§ **EXERCISE DESCRIPTION**:
Repeat each entry exactly, but do not carry over the pictures.

§ **RECORDED INFORMATION**:

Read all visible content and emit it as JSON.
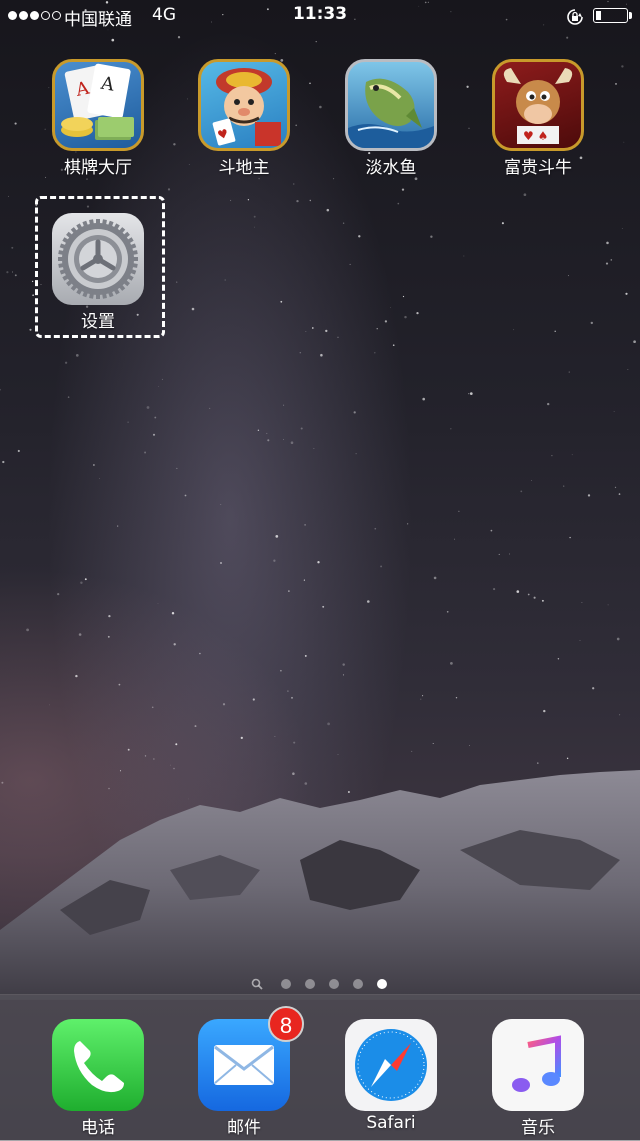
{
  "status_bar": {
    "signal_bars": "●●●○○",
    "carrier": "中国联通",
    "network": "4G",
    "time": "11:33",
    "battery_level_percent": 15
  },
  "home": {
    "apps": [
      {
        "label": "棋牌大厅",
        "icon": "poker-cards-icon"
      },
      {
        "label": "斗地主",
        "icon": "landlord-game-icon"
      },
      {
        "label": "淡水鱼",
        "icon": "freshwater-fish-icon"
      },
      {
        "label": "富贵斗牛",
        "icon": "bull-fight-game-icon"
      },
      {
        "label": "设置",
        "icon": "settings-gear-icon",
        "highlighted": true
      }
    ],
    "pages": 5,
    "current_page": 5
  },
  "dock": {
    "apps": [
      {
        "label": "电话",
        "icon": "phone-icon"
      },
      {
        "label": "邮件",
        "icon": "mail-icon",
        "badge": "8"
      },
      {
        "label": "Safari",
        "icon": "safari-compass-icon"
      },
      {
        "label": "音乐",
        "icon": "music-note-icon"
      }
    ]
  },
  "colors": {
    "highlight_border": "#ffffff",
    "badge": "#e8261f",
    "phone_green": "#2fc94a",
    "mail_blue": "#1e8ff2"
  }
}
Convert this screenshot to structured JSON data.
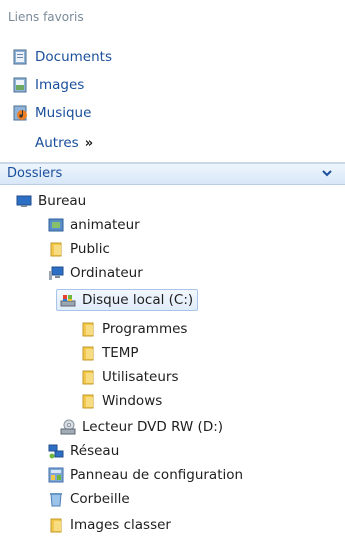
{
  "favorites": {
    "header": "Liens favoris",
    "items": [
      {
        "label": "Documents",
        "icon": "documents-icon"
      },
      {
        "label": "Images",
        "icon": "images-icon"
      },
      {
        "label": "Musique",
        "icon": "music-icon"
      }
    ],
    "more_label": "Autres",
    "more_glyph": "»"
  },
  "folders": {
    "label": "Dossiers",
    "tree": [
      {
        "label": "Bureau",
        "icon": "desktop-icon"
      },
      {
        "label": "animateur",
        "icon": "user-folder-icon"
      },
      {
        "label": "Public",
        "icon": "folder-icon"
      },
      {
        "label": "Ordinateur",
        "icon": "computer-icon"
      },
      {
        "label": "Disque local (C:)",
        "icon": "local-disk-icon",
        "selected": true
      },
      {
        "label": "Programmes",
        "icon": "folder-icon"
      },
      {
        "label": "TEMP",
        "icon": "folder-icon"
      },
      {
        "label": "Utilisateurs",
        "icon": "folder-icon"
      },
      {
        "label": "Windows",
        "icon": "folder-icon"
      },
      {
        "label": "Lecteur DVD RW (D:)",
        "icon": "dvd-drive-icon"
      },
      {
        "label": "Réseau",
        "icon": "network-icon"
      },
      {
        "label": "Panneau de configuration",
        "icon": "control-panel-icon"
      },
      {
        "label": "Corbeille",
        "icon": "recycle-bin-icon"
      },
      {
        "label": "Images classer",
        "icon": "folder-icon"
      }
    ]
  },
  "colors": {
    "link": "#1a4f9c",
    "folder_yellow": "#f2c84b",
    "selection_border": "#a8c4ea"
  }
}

§ **FINISHED TASK**:
Read all visible content and emit it as JSON.
{
  "status_bar": {
    "signal_bars": "●●●○○",
    "carrier": "中国联通",
    "network": "4G",
    "time": "11:33",
    "battery_level_percent": 15
  },
  "home": {
    "apps": [
      {
        "label": "棋牌大厅",
        "icon": "poker-cards-icon"
      },
      {
        "label": "斗地主",
        "icon": "landlord-game-icon"
      },
      {
        "label": "淡水鱼",
        "icon": "freshwater-fish-icon"
      },
      {
        "label": "富贵斗牛",
        "icon": "bull-fight-game-icon"
      },
      {
        "label": "设置",
        "icon": "settings-gear-icon",
        "highlighted": true
      }
    ],
    "pages": 5,
    "current_page": 5
  },
  "dock": {
    "apps": [
      {
        "label": "电话",
        "icon": "phone-icon"
      },
      {
        "label": "邮件",
        "icon": "mail-icon",
        "badge": "8"
      },
      {
        "label": "Safari",
        "icon": "safari-compass-icon"
      },
      {
        "label": "音乐",
        "icon": "music-note-icon"
      }
    ]
  },
  "colors": {
    "highlight_border": "#ffffff",
    "badge": "#e8261f",
    "phone_green": "#2fc94a",
    "mail_blue": "#1e8ff2"
  }
}
Convert this screenshot to structured JSON data.
{
  "favorites": {
    "header": "Liens favoris",
    "items": [
      {
        "label": "Documents",
        "icon": "documents-icon"
      },
      {
        "label": "Images",
        "icon": "images-icon"
      },
      {
        "label": "Musique",
        "icon": "music-icon"
      }
    ],
    "more_label": "Autres",
    "more_glyph": "»"
  },
  "folders": {
    "label": "Dossiers",
    "tree": [
      {
        "label": "Bureau",
        "icon": "desktop-icon"
      },
      {
        "label": "animateur",
        "icon": "user-folder-icon"
      },
      {
        "label": "Public",
        "icon": "folder-icon"
      },
      {
        "label": "Ordinateur",
        "icon": "computer-icon"
      },
      {
        "label": "Disque local (C:)",
        "icon": "local-disk-icon",
        "selected": true
      },
      {
        "label": "Programmes",
        "icon": "folder-icon"
      },
      {
        "label": "TEMP",
        "icon": "folder-icon"
      },
      {
        "label": "Utilisateurs",
        "icon": "folder-icon"
      },
      {
        "label": "Windows",
        "icon": "folder-icon"
      },
      {
        "label": "Lecteur DVD RW (D:)",
        "icon": "dvd-drive-icon"
      },
      {
        "label": "Réseau",
        "icon": "network-icon"
      },
      {
        "label": "Panneau de configuration",
        "icon": "control-panel-icon"
      },
      {
        "label": "Corbeille",
        "icon": "recycle-bin-icon"
      },
      {
        "label": "Images classer",
        "icon": "folder-icon"
      }
    ]
  },
  "colors": {
    "link": "#1a4f9c",
    "folder_yellow": "#f2c84b",
    "selection_border": "#a8c4ea"
  }
}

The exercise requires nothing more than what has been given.